It’s not easy for any developer to keep up with the constant demand of live-service games, let alone developers accustomed to bigger projects with longer deadlines. As big studios and AAA games continue to experiment with the ongoing models that work for games like Destiny 2 and Fortnite, the massive toll that constant updates can take on a studio become more and more apparent. But some developers are opting out of the update cycle in favor of big expansions and clearer end dates.
On Thursday, Back 4 Blood developer Turtle Rock Studios announced that it’s no longer planning to develop new content for the game. Instead, the studio is moving to a new project, while leaving open the possibility of returning to its co-op survival shooter in the future — or at least, returning to the series. While Turtle Rock’s plans are vague at the moment, they show that studios have options when it comes to making multiplayer games, and that they don’t have to be antithetical to starting new projects.
Back 4 Blood was originally released in October 2021 and has had three expansions since, with its latest coming out in December 2022. Players who paid for the game got more than a year of post-release support, including free patches and paid expansions that added major content to the game.

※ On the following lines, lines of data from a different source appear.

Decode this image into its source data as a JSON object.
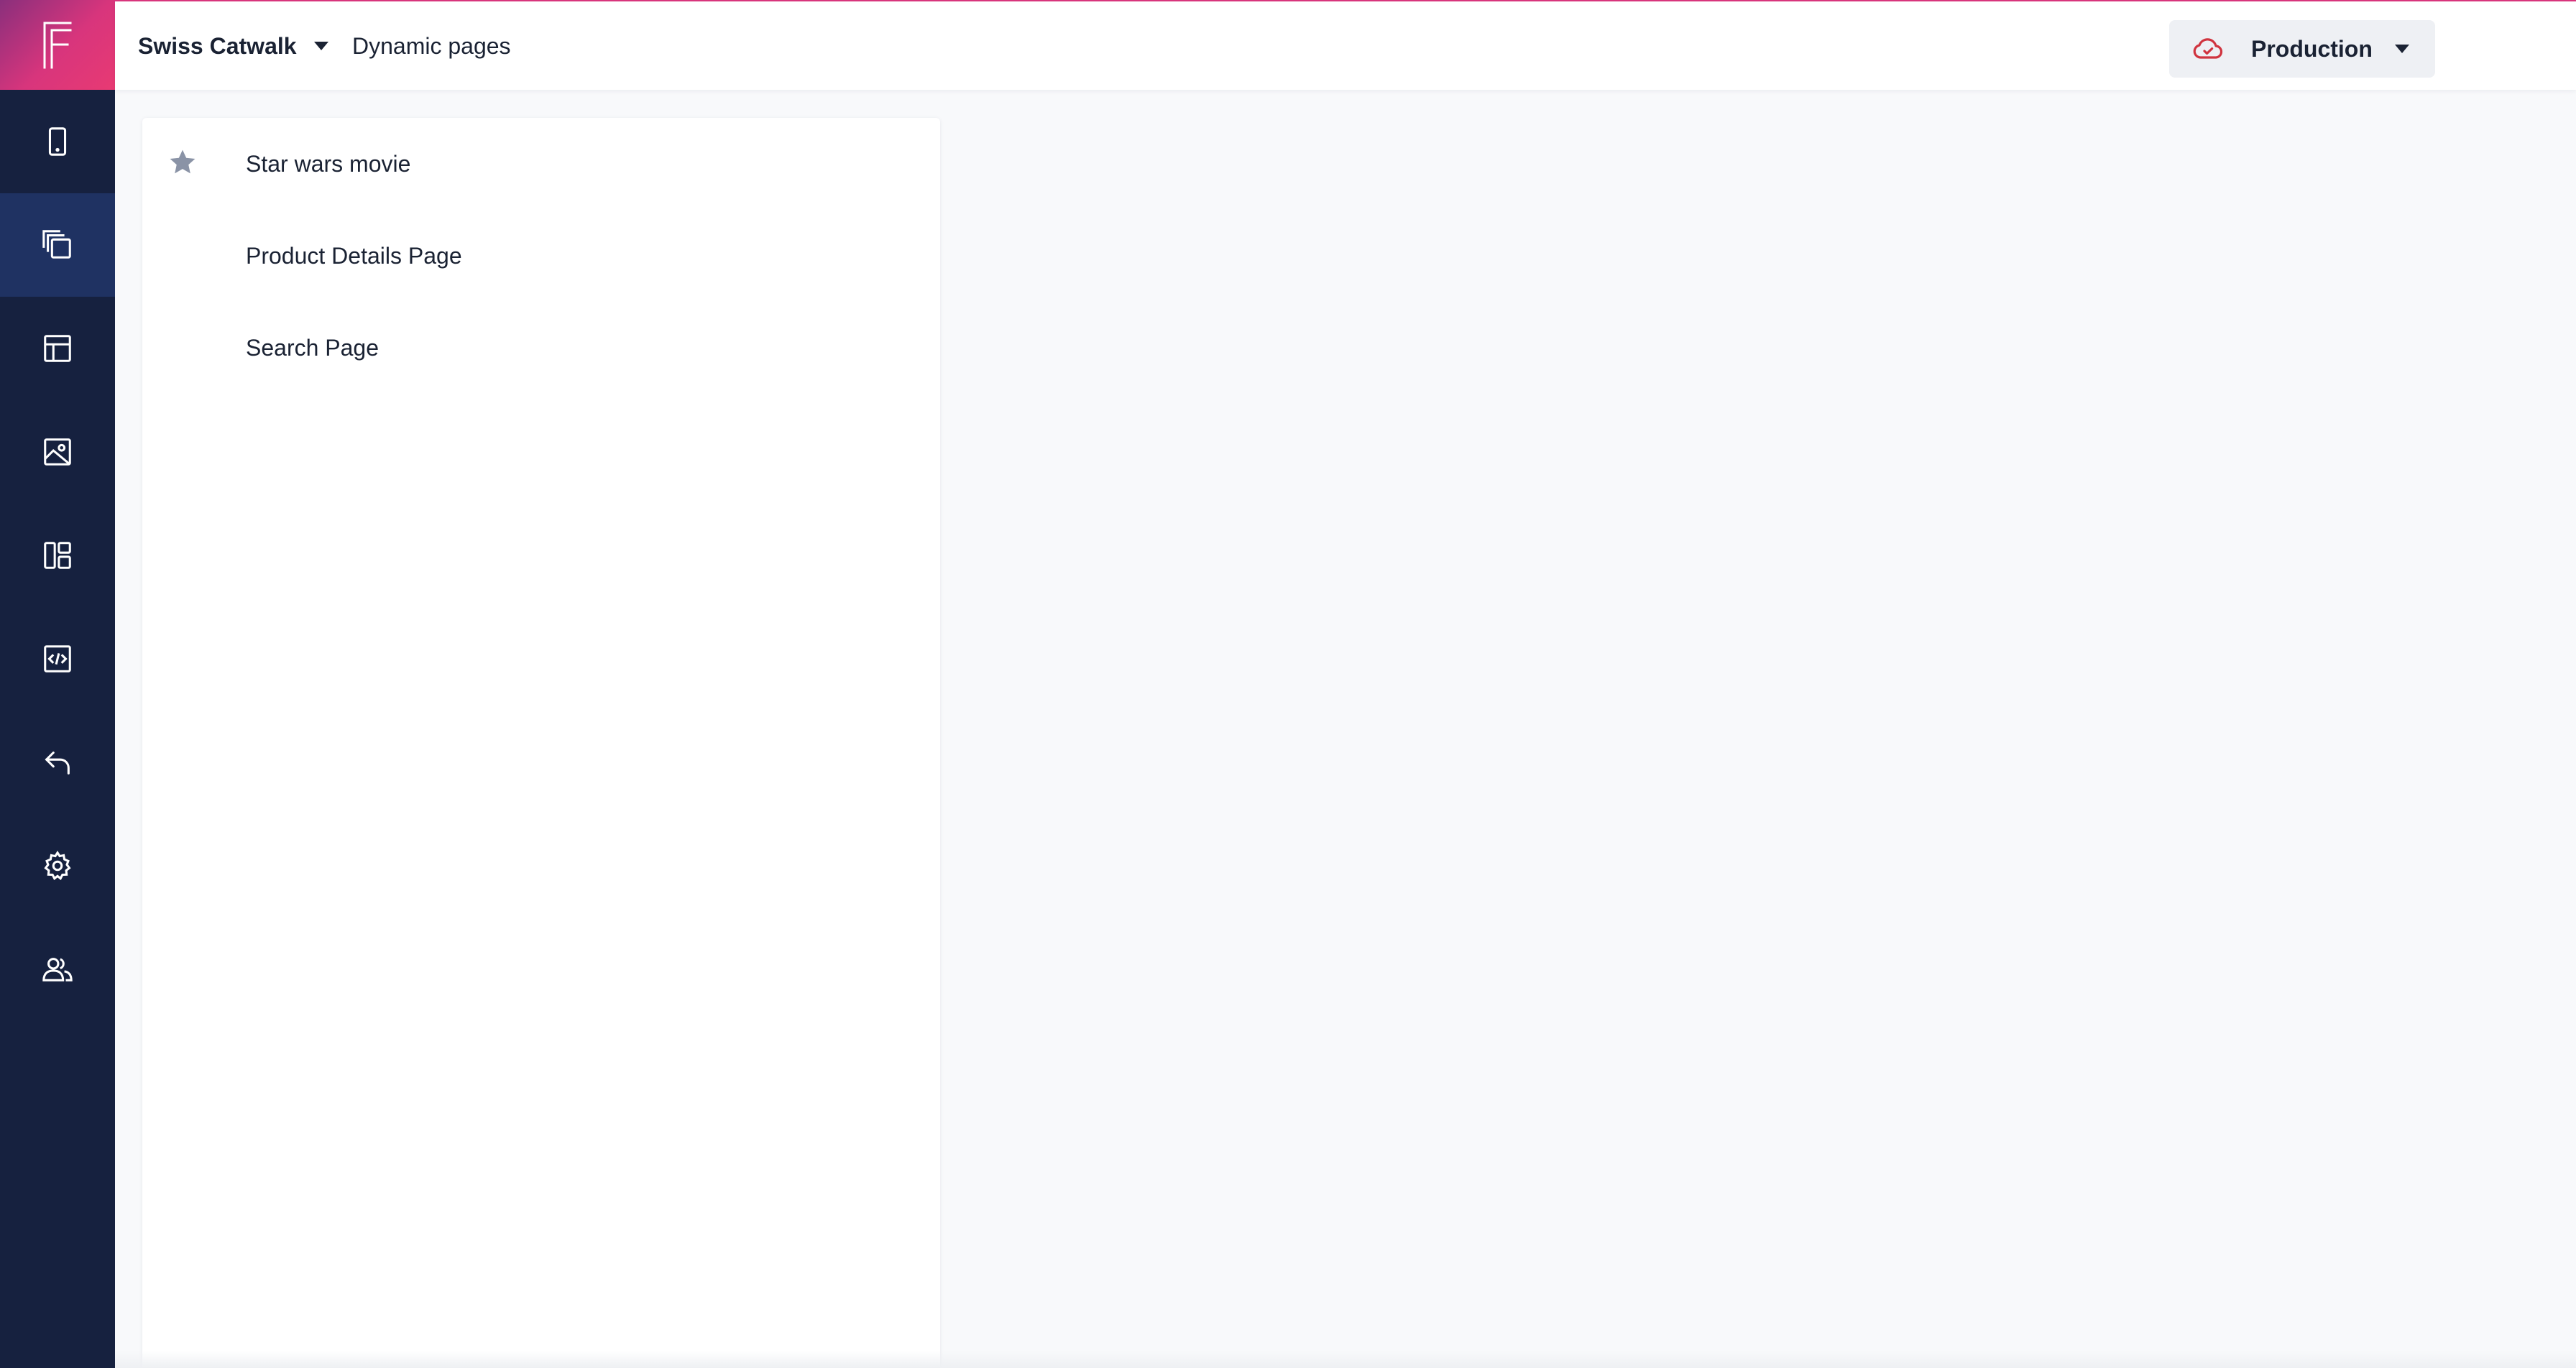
{
  "header": {
    "project_name": "Swiss Catwalk",
    "breadcrumb": "Dynamic pages",
    "environment_label": "Production"
  },
  "sidebar": {
    "items": [
      {
        "icon": "mobile-device-icon",
        "active": false
      },
      {
        "icon": "dynamic-pages-icon",
        "active": true
      },
      {
        "icon": "page-layout-icon",
        "active": false
      },
      {
        "icon": "media-image-icon",
        "active": false
      },
      {
        "icon": "components-icon",
        "active": false
      },
      {
        "icon": "code-developer-icon",
        "active": false
      },
      {
        "icon": "undo-reply-icon",
        "active": false
      },
      {
        "icon": "gear-icon",
        "active": false
      },
      {
        "icon": "users-icon",
        "active": false
      }
    ]
  },
  "pages": [
    {
      "label": "Star wars movie",
      "starred": true
    },
    {
      "label": "Product Details Page",
      "starred": false
    },
    {
      "label": "Search Page",
      "starred": false
    }
  ],
  "colors": {
    "sidebar_bg": "#16213f",
    "sidebar_active": "#1f3262",
    "brand_pink": "#d8357c",
    "env_icon": "#d0343f",
    "star": "#8a93a6"
  }
}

A decade ago, this would have been the standard life cycle of a multiplayer game, but it’s almost an anomaly now.
As tempting as it may be for developers to chase the dream of an eternally updatable and sustainable game that generates revenue month after month, most projects designed around that idea end up folding under their own weight. Developers are either unable to release enough content to sustain a player base over the months and years it takes to recoup costs, or the games are simply not good enough to attract players in the first place. The last decade of games is littered with titles like Marvel’s Avengers or Anthem that promised players endless updates and have since been shut down — just this week, Rumbleverse, Apex Legends Mobile, and Knockout City suffered the same fate.
But an expansion model like Turtle Rock’s Back 4 Blood plan could provide more traditional studios with the option to make multiplayer games, support them with new content for a while, and still sunset them gracefully.
Expansions have fallen out of vogue over the last decade due in large part to the success of massive games like League of Legends and Fortnite, which are free-to-play and offer free content updates to their players every week or two. But keeping a game like that going requires a massive studio, and that means a game needs to be wildly successful — often right out of the gate — to have a chance of surviving.
Back 4 Blood never needed to set the world on fire or make a billion dollars, and Turtle Rock didn’t need to vastly increase its staff to keep it running. Instead, the studio can keep itself lean and move on to its next project, all while making sure players got content for the game they loved — at least for a little while.